The Securities and Exchange Commission recently fined a Philadelphia firm for fraud involving “exchange fees” on packaged loans. It also charged a Minnesota man with using an inactive company to bilk investors.
The Financial Industry Regulatory Authority, meanwhile, fined a Georgia firm for failing to notice that one of its brokers was receiving wire transfers “authorized” by a dead client.
Philly Advisory Firm to Pay $21 Million Over CDO Fees
Philadelphia-based Taberna Capital Management has agreed to settle fraud charges with the SEC by paying more than $21 million.
According to the agency, Taberna fraudulently retained fees belonging to collateralized debt obligation (CDO) clients. Instead of telling those clients that it was retaining payments known as “exchange fees” in connection with restructuring transactions, the company kept quiet and also kept the fees — which was neither permitted by the CDOs’ governing documents nor disclosed to investors in the CDOs. The fees rightfully belonged to the CDOs and created conflicts of interest that Taberna also failed to disclose.
Also charged in the case were Taberna’s former managing director Michael Fralin and former chief operating officer Raphael Licht, for their roles in some aspects of Taberna’s misconduct.
From 2009 to 2012, Taberna sought and retained millions of dollars in exchange fees paid by issuers of securities held by the CDOs when Taberna recommended exchange transactions to CDO clients. The firm hid its misconduct by labeling the exchange fees as “third-party costs incurred” in various documents, but such costs only accounted for a minimal portion of the overall exchange fees.
In its quarterly reports, Taberna omitted any mention of exchange fees in detailed descriptions of the exchange transactions. It also left the fees off its Forms ADV.
Conflicts of interest arose because Taberna retained fees paid in connection with exchanges but no other types of restructuring transactions, so it had an incentive to steer issuers toward doing an exchange regardless of what form of restructuring might be most advantageous to the CDOs.
Fralin was responsible for exchange negotiations and transaction documents that mischaracterized the exchange fees as compensation for third-party costs. Licht helped approve and supervise Taberna’s collection of exchange fees. He played a role in the drafting and review of the materially inaccurate Forms ADV.
Taberna agreed to pay disgorgement of $13 million, prejudgment interest of $2 million and a penalty of $6.5 million, and will not act as an investment advisor for three years. Fralin agreed to pay a $100,000 penalty and is barred from the securities industry for at least five years. Licht agreed to pay a $75,000 penalty and is barred from the securities industry for at least two years. All three settled without admitting or denying the findings.
Firm Fined After Broker Took Money From Dead Client

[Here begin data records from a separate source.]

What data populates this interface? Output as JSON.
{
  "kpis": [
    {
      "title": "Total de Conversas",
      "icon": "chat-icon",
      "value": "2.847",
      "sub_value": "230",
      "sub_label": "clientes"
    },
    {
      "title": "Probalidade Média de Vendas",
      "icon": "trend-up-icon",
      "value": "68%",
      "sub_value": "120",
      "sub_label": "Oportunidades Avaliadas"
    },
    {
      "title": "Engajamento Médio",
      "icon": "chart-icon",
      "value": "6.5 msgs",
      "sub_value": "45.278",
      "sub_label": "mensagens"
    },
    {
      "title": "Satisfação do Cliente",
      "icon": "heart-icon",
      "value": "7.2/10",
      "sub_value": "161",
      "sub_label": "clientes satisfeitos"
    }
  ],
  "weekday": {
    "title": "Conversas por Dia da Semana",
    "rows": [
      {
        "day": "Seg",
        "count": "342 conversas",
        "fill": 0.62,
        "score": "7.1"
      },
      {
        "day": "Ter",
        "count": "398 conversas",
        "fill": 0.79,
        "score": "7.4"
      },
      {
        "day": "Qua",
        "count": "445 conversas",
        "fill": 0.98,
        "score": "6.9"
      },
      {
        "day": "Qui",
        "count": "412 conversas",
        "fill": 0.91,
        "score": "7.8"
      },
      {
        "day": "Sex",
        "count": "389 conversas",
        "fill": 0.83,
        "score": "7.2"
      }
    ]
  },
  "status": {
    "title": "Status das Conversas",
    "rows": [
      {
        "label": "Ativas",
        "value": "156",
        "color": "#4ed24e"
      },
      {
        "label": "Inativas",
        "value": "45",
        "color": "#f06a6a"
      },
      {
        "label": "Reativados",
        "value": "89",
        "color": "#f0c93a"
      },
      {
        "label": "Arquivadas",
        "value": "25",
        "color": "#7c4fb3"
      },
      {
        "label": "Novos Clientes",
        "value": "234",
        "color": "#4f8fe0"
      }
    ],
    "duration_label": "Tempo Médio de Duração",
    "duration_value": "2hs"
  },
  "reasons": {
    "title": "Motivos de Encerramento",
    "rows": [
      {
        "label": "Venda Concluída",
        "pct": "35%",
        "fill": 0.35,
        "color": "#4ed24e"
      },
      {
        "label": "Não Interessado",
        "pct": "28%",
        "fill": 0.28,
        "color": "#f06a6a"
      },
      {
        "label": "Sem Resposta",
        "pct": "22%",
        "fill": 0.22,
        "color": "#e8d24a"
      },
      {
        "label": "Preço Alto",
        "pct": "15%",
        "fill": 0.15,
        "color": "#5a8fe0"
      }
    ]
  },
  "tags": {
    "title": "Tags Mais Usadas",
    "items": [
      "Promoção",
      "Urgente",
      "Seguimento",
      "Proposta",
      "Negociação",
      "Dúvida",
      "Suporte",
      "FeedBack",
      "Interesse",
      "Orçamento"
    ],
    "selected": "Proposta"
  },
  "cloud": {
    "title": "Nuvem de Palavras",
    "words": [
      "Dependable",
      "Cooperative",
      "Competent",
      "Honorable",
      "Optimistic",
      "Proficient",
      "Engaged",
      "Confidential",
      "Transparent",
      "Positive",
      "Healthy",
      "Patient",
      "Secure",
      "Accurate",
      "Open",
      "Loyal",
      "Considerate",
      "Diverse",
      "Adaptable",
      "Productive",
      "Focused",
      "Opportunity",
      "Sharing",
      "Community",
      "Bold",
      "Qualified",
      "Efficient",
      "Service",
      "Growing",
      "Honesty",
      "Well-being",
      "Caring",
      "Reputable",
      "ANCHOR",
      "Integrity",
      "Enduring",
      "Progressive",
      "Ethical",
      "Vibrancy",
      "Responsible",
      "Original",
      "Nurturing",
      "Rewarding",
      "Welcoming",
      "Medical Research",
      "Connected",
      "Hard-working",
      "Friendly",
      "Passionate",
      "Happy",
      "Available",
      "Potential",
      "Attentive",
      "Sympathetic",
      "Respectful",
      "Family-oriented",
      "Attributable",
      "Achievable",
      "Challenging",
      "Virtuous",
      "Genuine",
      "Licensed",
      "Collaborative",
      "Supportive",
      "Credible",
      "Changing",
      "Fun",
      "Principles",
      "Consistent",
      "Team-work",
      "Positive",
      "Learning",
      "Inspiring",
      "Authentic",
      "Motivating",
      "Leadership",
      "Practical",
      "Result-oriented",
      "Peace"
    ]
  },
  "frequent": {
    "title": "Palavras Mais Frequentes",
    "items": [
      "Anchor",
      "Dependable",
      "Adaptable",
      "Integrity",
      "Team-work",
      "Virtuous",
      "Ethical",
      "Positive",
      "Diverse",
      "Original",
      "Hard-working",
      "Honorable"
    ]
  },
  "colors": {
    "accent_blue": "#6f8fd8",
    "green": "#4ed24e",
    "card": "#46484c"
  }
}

FINRA has censured Cape Securities Inc. of McDonough, Georgia, and fined it $125,000 after it found that the firm failed to create and have in place supervisory systems that were capable of catching its own registered representative’s efforts at fraudulent wire activity.